Alexander Semenov is the author of the photos appearing in this post. Mr. Semenov’s jellyfish, nudibranchs, comb jellies and other underwater creatures were published in Nature, Science, National Geographic, BBC Knowledge, BBC Focus, CNN, Daily Mail, The Telegraph.
The team Aquatilis is a team of scientists, divers, photographers, cameramen and sailors. They are professionals — ambitious and terribly fond of his work. Having professional divers on the team means that they can explore planktonic organisms in their immediate environment. This is particularly important in the case of gelatinous plankton, some of its representatives so fragile that the first touch may be their last.
The young scientists plan to share with the world photographs and videos much in the same fashion Jacques-Yves Cousteau did when he “uncovered” and “shared” the ocean with the world. Since Cousteau, nobody attempted expedition of comparable scale, using the latest equipment and the power of media platforms and social networks. Ocean still remains largely unexplored.
“Also, we want to draw people’s attention to the problems of ocean pollution. We plan to visit the “garbage islands” of the Pacific, Indian and Atlantic Oceans. The size of these accumulations of floating debris and particulate plastics is huge, exceeding the area of some countries, such as Spain or Germany, for example. We want to show the extent of pollution and what happens to the animals in the sea of plastic…” (– A. Semenov)
“People around the world need to understand the consequences of one bottle thrown into the sea. If at least a few thousand people will think before throwing trash overboard or leaving it behind on the beach, it’ll be a small but significant step towards a clean ocean.” (– A. Semenov)
Aquatilis will use a system of ropes to dive at any point in the ocean or in the middle of the sea, where the depth of water beneath the submerged divers is hundreds, or even thousands of meters. It’s called Bluewater diving, the best and perhaps the only method of studying life full of gelatinous plankton organisms. Dodge sharks and you are in business.
“I just madly in love with the whole underwater world.
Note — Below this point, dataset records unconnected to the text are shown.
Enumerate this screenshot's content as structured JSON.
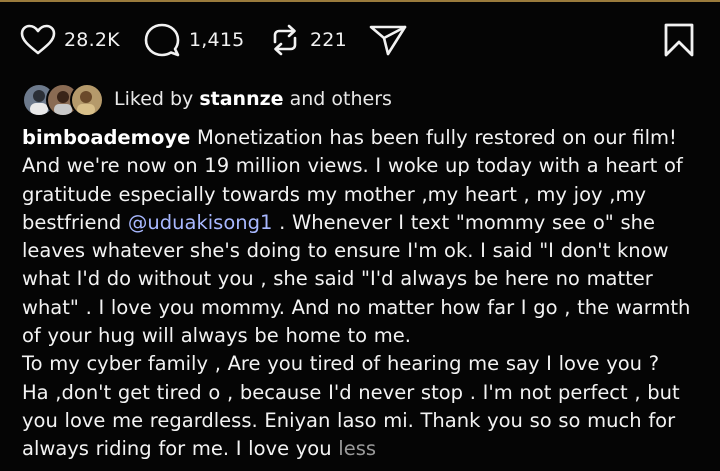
{
  "actions": {
    "likes": "28.2K",
    "comments": "1,415",
    "reposts": "221"
  },
  "liked_by": {
    "prefix": "Liked by",
    "user": "stannze",
    "suffix": "and others"
  },
  "caption": {
    "username": "bimboademoye",
    "text_part1": "Monetization has been fully restored on our film! And we're now on 19 million views. I woke up today with a heart of gratitude especially towards my mother ,my heart , my joy ,my bestfriend",
    "mention": "@uduakisong1",
    "text_part2": ". Whenever I text \"mommy see o\" she leaves whatever she's doing to ensure I'm ok. I said \"I don't know what I'd do without you , she said \"I'd always be here no matter what\" .  I love you mommy. And no matter how far I go , the warmth of your hug will always be home to me.\nTo my cyber family , Are you tired of hearing me say I love you ?\nHa ,don't get tired o , because I'd never stop . I'm not perfect , but you love me regardless. Eniyan laso mi. Thank you so so much for always riding for me. I love you",
    "more_label": "less"
  },
  "colors": {
    "background": "#050505",
    "mention": "#a8b8ff",
    "muted": "#9a9a9a"
  },
  "icons": [
    "heart-icon",
    "comment-icon",
    "repost-icon",
    "share-icon",
    "bookmark-icon"
  ]
}
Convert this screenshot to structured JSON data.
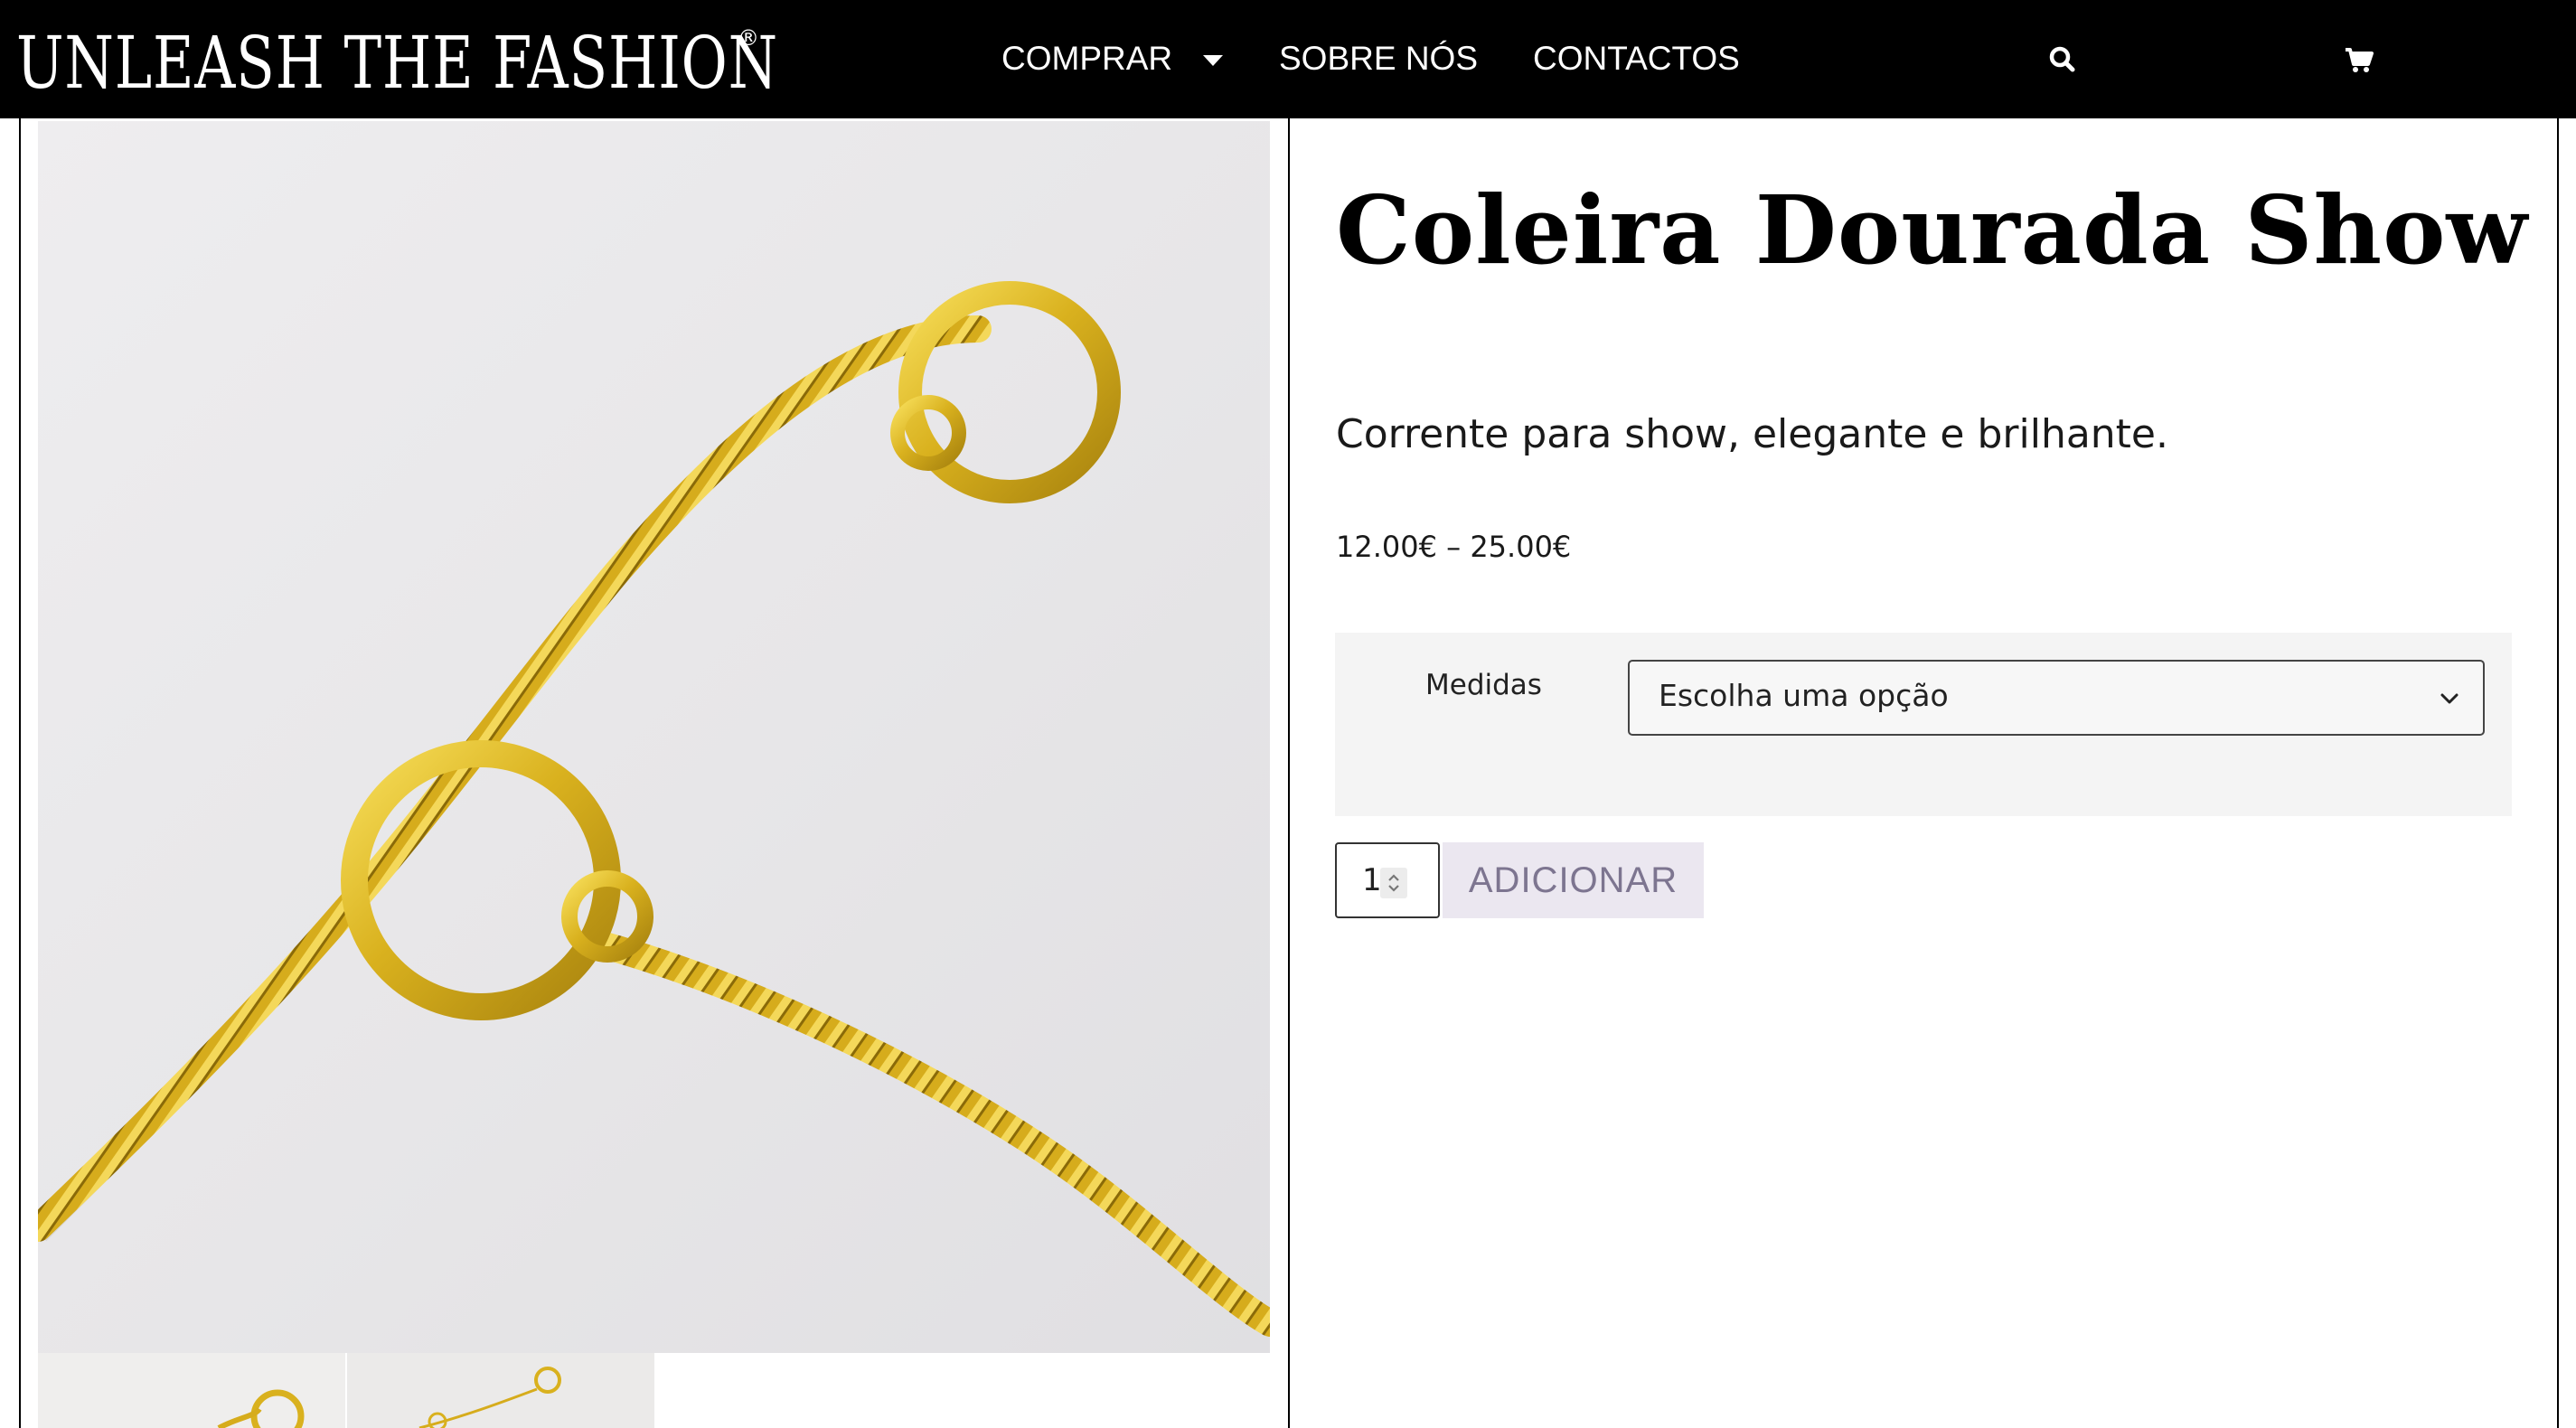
{
  "header": {
    "logo_text": "UNLEASH THE FASHION",
    "logo_mark": "®",
    "nav": [
      {
        "label": "COMPRAR",
        "has_dropdown": true
      },
      {
        "label": "SOBRE NÓS",
        "has_dropdown": false
      },
      {
        "label": "CONTACTOS",
        "has_dropdown": false
      }
    ],
    "icons": {
      "search": "search-icon",
      "cart": "cart-icon"
    }
  },
  "product": {
    "title": "Coleira Dourada Show",
    "short_description": "Corrente para show, elegante e brilhante.",
    "price_range": "12.00€ – 25.00€",
    "variations": {
      "label": "Medidas",
      "selected": "Escolha uma opção"
    },
    "quantity": "1",
    "add_to_cart_label": "ADICIONAR"
  },
  "colors": {
    "header_bg": "#000000",
    "gold": "#d9b11e",
    "button_bg": "#ebe7f0",
    "button_text": "#7d7590",
    "variations_bg": "#f4f4f4"
  }
}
And I’m terribly curious to see the sea creatures. For me it’s like real cosmos — Star Trek, Starcraft and Babylon 5 rolled into one.”(– A. Semenov)